Record set –
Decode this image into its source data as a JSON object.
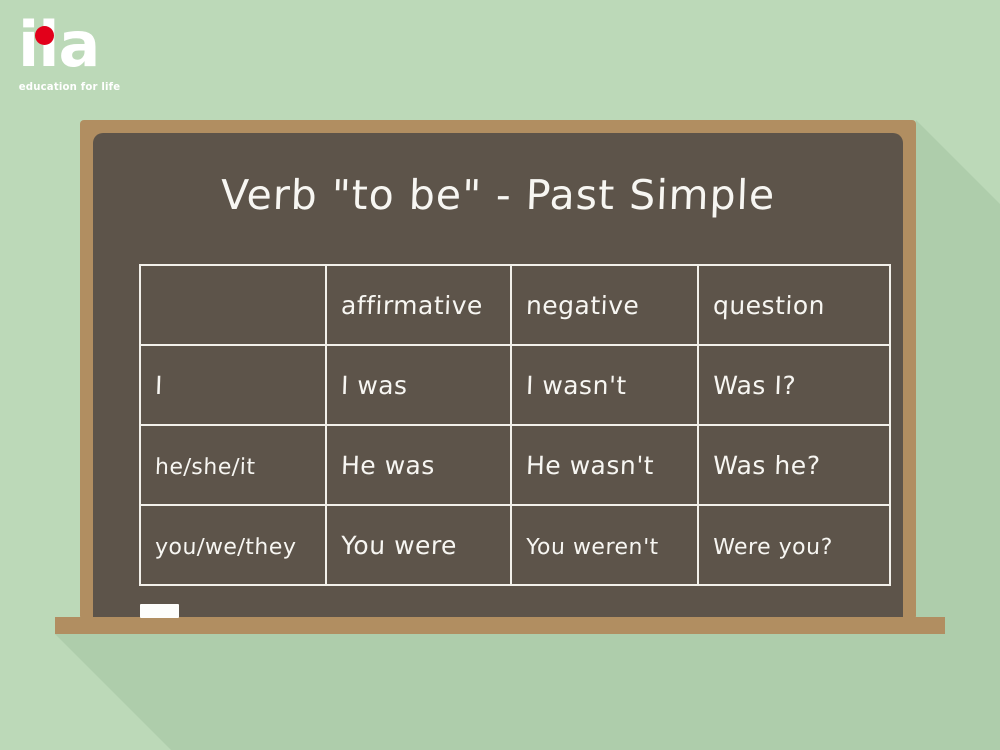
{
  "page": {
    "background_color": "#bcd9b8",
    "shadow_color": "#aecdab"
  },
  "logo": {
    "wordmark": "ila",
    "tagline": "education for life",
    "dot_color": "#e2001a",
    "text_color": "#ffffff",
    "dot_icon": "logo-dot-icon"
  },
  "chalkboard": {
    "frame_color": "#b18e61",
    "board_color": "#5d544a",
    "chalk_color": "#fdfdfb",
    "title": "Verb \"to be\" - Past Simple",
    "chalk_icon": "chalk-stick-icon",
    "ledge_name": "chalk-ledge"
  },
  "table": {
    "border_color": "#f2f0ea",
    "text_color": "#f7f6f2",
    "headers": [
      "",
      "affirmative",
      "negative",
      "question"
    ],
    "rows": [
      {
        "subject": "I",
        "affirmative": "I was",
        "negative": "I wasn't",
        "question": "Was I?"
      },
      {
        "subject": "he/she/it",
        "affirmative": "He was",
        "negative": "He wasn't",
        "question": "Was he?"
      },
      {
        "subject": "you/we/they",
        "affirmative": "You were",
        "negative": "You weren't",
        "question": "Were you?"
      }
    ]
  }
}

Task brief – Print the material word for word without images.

Response –
Decode this image into its source data as a JSON object.
{
  "page": {
    "background_color": "#bcd9b8",
    "shadow_color": "#aecdab"
  },
  "logo": {
    "wordmark": "ila",
    "tagline": "education for life",
    "dot_color": "#e2001a",
    "text_color": "#ffffff",
    "dot_icon": "logo-dot-icon"
  },
  "chalkboard": {
    "frame_color": "#b18e61",
    "board_color": "#5d544a",
    "chalk_color": "#fdfdfb",
    "title": "Verb \"to be\" - Past Simple",
    "chalk_icon": "chalk-stick-icon",
    "ledge_name": "chalk-ledge"
  },
  "table": {
    "border_color": "#f2f0ea",
    "text_color": "#f7f6f2",
    "headers": [
      "",
      "affirmative",
      "negative",
      "question"
    ],
    "rows": [
      {
        "subject": "I",
        "affirmative": "I was",
        "negative": "I wasn't",
        "question": "Was I?"
      },
      {
        "subject": "he/she/it",
        "affirmative": "He was",
        "negative": "He wasn't",
        "question": "Was he?"
      },
      {
        "subject": "you/we/they",
        "affirmative": "You were",
        "negative": "You weren't",
        "question": "Were you?"
      }
    ]
  }
}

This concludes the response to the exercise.